Working data:

----------

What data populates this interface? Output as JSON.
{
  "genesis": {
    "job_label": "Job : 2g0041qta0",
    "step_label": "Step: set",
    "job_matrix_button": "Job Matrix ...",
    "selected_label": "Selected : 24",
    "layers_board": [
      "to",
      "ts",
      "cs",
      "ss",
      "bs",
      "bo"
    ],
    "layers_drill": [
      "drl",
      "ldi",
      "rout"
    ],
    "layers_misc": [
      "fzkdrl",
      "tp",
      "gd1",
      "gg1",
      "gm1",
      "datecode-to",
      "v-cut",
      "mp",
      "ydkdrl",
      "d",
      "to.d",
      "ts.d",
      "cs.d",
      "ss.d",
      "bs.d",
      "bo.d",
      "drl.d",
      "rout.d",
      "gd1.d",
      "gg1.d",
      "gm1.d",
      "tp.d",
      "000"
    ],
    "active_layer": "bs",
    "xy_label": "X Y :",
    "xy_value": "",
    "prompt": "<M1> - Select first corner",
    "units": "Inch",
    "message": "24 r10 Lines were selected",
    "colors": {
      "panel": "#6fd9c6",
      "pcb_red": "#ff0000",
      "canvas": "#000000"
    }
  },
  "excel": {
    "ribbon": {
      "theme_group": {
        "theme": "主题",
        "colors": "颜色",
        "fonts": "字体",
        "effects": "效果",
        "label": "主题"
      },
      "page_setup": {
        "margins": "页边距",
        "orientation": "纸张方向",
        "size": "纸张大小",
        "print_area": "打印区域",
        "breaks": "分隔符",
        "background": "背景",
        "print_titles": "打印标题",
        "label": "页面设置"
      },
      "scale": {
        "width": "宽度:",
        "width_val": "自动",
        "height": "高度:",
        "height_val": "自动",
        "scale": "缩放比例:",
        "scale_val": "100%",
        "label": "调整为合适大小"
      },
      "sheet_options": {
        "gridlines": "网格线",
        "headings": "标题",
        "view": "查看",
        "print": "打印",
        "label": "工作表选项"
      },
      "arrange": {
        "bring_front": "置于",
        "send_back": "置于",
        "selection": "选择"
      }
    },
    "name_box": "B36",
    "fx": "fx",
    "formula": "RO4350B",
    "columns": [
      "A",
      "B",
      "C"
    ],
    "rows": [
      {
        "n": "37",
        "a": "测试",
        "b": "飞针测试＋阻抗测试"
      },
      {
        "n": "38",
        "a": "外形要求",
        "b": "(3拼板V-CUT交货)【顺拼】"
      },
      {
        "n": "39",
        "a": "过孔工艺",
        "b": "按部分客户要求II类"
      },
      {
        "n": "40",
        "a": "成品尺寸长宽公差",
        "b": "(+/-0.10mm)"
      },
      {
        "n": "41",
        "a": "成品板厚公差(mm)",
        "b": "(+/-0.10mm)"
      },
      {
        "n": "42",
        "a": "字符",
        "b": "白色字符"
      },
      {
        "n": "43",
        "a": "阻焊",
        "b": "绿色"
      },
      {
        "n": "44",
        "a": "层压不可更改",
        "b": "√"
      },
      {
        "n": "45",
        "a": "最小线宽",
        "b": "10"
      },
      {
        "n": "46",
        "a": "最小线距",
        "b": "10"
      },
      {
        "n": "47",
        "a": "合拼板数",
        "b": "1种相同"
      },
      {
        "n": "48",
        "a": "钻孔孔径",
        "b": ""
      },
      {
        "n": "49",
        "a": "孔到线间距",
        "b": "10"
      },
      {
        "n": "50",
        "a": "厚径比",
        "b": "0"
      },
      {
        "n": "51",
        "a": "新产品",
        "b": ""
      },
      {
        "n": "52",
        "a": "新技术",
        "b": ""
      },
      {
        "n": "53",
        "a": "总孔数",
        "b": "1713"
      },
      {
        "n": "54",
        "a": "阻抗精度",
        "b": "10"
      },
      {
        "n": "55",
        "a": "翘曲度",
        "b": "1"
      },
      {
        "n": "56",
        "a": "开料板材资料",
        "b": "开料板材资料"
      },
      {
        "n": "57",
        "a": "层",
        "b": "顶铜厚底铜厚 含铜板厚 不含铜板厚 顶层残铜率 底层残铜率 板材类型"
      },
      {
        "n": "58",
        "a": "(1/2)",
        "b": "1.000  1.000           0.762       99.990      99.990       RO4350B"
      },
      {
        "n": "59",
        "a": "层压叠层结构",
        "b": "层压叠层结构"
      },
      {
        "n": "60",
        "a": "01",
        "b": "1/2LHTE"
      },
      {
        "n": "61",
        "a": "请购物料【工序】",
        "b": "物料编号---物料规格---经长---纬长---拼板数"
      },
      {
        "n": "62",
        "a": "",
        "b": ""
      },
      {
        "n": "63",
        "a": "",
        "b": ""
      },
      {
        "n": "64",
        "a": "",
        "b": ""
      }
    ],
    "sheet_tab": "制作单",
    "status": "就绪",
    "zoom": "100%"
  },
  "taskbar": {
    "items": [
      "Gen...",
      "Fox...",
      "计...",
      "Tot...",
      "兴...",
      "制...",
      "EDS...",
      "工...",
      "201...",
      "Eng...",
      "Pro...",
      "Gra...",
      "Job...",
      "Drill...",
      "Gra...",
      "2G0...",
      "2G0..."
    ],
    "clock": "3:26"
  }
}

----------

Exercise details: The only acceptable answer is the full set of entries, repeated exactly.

Expected answer:
What data populates this interface? Output as JSON.
{
  "genesis": {
    "job_label": "Job : 2g0041qta0",
    "step_label": "Step: set",
    "job_matrix_button": "Job Matrix ...",
    "selected_label": "Selected : 24",
    "layers_board": [
      "to",
      "ts",
      "cs",
      "ss",
      "bs",
      "bo"
    ],
    "layers_drill": [
      "drl",
      "ldi",
      "rout"
    ],
    "layers_misc": [
      "fzkdrl",
      "tp",
      "gd1",
      "gg1",
      "gm1",
      "datecode-to",
      "v-cut",
      "mp",
      "ydkdrl",
      "d",
      "to.d",
      "ts.d",
      "cs.d",
      "ss.d",
      "bs.d",
      "bo.d",
      "drl.d",
      "rout.d",
      "gd1.d",
      "gg1.d",
      "gm1.d",
      "tp.d",
      "000"
    ],
    "active_layer": "bs",
    "xy_label": "X Y :",
    "xy_value": "",
    "prompt": "<M1> - Select first corner",
    "units": "Inch",
    "message": "24 r10 Lines were selected",
    "colors": {
      "panel": "#6fd9c6",
      "pcb_red": "#ff0000",
      "canvas": "#000000"
    }
  },
  "excel": {
    "ribbon": {
      "theme_group": {
        "theme": "主题",
        "colors": "颜色",
        "fonts": "字体",
        "effects": "效果",
        "label": "主题"
      },
      "page_setup": {
        "margins": "页边距",
        "orientation": "纸张方向",
        "size": "纸张大小",
        "print_area": "打印区域",
        "breaks": "分隔符",
        "background": "背景",
        "print_titles": "打印标题",
        "label": "页面设置"
      },
      "scale": {
        "width": "宽度:",
        "width_val": "自动",
        "height": "高度:",
        "height_val": "自动",
        "scale": "缩放比例:",
        "scale_val": "100%",
        "label": "调整为合适大小"
      },
      "sheet_options": {
        "gridlines": "网格线",
        "headings": "标题",
        "view": "查看",
        "print": "打印",
        "label": "工作表选项"
      },
      "arrange": {
        "bring_front": "置于",
        "send_back": "置于",
        "selection": "选择"
      }
    },
    "name_box": "B36",
    "fx": "fx",
    "formula": "RO4350B",
    "columns": [
      "A",
      "B",
      "C"
    ],
    "rows": [
      {
        "n": "37",
        "a": "测试",
        "b": "飞针测试＋阻抗测试"
      },
      {
        "n": "38",
        "a": "外形要求",
        "b": "(3拼板V-CUT交货)【顺拼】"
      },
      {
        "n": "39",
        "a": "过孔工艺",
        "b": "按部分客户要求II类"
      },
      {
        "n": "40",
        "a": "成品尺寸长宽公差",
        "b": "(+/-0.10mm)"
      },
      {
        "n": "41",
        "a": "成品板厚公差(mm)",
        "b": "(+/-0.10mm)"
      },
      {
        "n": "42",
        "a": "字符",
        "b": "白色字符"
      },
      {
        "n": "43",
        "a": "阻焊",
        "b": "绿色"
      },
      {
        "n": "44",
        "a": "层压不可更改",
        "b": "√"
      },
      {
        "n": "45",
        "a": "最小线宽",
        "b": "10"
      },
      {
        "n": "46",
        "a": "最小线距",
        "b": "10"
      },
      {
        "n": "47",
        "a": "合拼板数",
        "b": "1种相同"
      },
      {
        "n": "48",
        "a": "钻孔孔径",
        "b": ""
      },
      {
        "n": "49",
        "a": "孔到线间距",
        "b": "10"
      },
      {
        "n": "50",
        "a": "厚径比",
        "b": "0"
      },
      {
        "n": "51",
        "a": "新产品",
        "b": ""
      },
      {
        "n": "52",
        "a": "新技术",
        "b": ""
      },
      {
        "n": "53",
        "a": "总孔数",
        "b": "1713"
      },
      {
        "n": "54",
        "a": "阻抗精度",
        "b": "10"
      },
      {
        "n": "55",
        "a": "翘曲度",
        "b": "1"
      },
      {
        "n": "56",
        "a": "开料板材资料",
        "b": "开料板材资料"
      },
      {
        "n": "57",
        "a": "层",
        "b": "顶铜厚底铜厚 含铜板厚 不含铜板厚 顶层残铜率 底层残铜率 板材类型"
      },
      {
        "n": "58",
        "a": "(1/2)",
        "b": "1.000  1.000           0.762       99.990      99.990       RO4350B"
      },
      {
        "n": "59",
        "a": "层压叠层结构",
        "b": "层压叠层结构"
      },
      {
        "n": "60",
        "a": "01",
        "b": "1/2LHTE"
      },
      {
        "n": "61",
        "a": "请购物料【工序】",
        "b": "物料编号---物料规格---经长---纬长---拼板数"
      },
      {
        "n": "62",
        "a": "",
        "b": ""
      },
      {
        "n": "63",
        "a": "",
        "b": ""
      },
      {
        "n": "64",
        "a": "",
        "b": ""
      }
    ],
    "sheet_tab": "制作单",
    "status": "就绪",
    "zoom": "100%"
  },
  "taskbar": {
    "items": [
      "Gen...",
      "Fox...",
      "计...",
      "Tot...",
      "兴...",
      "制...",
      "EDS...",
      "工...",
      "201...",
      "Eng...",
      "Pro...",
      "Gra...",
      "Job...",
      "Drill...",
      "Gra...",
      "2G0...",
      "2G0..."
    ],
    "clock": "3:26"
  }
}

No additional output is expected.